Assigned task:
Each line of the data below that includes the string "this" must be copied.

Web page and app entries:
━━━━━━━━
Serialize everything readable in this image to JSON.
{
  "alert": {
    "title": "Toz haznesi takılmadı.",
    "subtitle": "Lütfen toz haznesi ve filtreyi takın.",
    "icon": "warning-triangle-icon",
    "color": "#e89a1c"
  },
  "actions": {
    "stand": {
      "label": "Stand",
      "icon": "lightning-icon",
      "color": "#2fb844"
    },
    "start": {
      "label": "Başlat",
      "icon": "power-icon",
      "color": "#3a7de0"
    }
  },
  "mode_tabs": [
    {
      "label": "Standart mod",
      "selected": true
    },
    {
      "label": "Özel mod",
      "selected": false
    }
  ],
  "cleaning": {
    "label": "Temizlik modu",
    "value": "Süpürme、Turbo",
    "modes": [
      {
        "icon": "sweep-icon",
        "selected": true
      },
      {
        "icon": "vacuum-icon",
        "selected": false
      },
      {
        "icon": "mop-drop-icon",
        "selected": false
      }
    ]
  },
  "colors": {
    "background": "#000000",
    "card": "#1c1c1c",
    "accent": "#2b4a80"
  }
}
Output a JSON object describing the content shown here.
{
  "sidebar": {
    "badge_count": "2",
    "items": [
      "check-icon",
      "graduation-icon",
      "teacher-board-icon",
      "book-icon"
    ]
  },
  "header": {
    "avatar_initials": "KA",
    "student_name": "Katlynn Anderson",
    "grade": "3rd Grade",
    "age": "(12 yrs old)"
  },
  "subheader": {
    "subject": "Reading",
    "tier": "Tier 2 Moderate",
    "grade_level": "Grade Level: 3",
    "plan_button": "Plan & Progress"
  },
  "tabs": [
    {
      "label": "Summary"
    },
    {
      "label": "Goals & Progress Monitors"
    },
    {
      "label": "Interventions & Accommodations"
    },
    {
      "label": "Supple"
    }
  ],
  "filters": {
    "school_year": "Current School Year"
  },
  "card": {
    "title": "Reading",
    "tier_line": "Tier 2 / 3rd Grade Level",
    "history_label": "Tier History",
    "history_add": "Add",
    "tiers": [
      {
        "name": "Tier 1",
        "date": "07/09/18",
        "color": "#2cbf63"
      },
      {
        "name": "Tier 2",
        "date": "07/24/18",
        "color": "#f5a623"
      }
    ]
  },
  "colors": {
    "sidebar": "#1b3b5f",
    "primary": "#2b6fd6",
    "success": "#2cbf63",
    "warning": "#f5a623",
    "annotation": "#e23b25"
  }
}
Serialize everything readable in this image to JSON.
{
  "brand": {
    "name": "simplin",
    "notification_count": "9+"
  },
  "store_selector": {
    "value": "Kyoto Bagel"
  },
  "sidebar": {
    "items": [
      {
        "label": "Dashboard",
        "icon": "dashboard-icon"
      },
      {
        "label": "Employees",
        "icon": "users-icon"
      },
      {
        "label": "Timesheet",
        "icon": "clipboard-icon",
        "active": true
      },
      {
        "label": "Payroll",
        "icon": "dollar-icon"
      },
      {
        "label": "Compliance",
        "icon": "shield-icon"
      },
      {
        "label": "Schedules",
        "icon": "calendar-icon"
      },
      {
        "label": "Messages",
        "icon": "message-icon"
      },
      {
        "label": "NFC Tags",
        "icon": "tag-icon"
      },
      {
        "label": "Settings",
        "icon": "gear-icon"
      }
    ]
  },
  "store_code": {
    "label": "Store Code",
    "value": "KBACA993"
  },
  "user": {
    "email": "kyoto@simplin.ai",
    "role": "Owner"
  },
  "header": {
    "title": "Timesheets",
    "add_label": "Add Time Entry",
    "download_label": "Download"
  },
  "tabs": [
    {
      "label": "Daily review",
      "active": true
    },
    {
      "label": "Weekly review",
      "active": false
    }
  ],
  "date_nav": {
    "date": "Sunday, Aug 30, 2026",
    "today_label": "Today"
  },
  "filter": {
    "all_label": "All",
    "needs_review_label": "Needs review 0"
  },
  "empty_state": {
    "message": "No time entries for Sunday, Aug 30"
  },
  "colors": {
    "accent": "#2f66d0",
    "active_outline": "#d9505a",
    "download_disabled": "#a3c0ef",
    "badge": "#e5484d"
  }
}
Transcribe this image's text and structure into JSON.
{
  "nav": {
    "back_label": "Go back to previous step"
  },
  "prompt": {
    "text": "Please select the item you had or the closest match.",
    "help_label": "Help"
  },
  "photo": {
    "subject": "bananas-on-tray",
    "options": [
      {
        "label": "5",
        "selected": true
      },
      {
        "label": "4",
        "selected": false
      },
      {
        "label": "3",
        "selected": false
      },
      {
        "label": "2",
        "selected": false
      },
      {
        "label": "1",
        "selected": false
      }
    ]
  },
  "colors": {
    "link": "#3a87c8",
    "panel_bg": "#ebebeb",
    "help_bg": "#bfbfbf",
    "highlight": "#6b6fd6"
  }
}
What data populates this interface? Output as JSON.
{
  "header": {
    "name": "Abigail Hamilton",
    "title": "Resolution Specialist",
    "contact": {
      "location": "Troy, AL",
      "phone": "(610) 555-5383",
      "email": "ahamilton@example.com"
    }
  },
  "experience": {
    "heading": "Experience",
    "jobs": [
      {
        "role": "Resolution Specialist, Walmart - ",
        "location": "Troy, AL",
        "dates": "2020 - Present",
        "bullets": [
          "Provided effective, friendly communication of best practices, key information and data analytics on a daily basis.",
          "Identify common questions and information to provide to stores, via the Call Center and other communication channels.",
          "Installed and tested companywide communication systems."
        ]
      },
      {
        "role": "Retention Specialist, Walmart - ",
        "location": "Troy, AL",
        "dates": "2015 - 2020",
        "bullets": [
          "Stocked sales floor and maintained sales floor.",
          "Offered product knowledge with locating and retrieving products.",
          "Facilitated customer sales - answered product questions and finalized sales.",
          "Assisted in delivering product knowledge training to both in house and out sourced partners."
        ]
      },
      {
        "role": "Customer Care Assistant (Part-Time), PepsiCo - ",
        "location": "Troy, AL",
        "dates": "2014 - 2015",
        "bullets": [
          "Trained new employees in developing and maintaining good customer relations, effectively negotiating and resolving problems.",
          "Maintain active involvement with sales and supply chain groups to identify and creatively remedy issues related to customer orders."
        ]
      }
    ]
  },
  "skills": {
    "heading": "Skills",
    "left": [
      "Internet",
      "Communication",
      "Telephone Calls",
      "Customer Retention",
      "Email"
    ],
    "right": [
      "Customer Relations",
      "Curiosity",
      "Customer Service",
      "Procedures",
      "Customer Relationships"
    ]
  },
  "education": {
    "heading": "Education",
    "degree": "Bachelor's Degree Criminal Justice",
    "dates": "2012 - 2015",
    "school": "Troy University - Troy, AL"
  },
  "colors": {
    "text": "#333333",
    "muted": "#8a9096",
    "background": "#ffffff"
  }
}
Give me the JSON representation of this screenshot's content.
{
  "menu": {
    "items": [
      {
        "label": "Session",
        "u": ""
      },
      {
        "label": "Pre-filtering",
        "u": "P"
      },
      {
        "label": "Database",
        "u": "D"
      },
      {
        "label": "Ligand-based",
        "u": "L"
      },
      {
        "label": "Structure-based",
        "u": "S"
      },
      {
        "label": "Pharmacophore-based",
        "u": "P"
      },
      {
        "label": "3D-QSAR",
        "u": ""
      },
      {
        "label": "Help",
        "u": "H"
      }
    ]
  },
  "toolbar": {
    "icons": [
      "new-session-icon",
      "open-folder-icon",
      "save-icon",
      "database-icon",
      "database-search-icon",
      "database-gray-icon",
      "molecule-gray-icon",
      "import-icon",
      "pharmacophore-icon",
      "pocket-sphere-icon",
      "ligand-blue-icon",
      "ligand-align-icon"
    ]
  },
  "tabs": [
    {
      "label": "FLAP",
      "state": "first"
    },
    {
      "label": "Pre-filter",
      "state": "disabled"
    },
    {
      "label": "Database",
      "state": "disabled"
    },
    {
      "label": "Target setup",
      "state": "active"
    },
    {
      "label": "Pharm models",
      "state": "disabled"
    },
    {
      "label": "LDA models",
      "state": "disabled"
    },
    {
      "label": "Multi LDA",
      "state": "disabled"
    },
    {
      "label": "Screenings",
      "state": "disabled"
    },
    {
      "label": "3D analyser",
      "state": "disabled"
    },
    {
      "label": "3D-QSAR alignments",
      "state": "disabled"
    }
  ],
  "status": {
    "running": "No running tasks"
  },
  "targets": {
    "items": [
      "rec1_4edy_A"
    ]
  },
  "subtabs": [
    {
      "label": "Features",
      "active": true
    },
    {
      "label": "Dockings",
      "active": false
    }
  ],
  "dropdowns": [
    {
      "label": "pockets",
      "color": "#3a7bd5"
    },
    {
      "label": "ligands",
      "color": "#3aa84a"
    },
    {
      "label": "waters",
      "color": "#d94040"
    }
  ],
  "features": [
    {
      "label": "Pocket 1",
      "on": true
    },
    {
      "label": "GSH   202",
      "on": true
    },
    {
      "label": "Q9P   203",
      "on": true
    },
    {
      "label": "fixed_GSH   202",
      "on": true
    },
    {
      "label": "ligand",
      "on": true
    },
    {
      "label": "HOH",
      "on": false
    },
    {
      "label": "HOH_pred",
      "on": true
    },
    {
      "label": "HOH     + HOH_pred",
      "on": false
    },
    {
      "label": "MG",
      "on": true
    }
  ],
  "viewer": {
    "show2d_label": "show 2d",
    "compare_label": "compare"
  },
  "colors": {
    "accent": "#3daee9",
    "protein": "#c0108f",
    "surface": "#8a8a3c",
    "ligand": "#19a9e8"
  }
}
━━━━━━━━
Your solution:
Serialize everything readable in this image to JSON.
Serialize everything readable in this image to JSON.
Transcribe this image's text and structure into JSON.
What data populates this interface? Output as JSON.
Give me the JSON representation of this screenshot's content.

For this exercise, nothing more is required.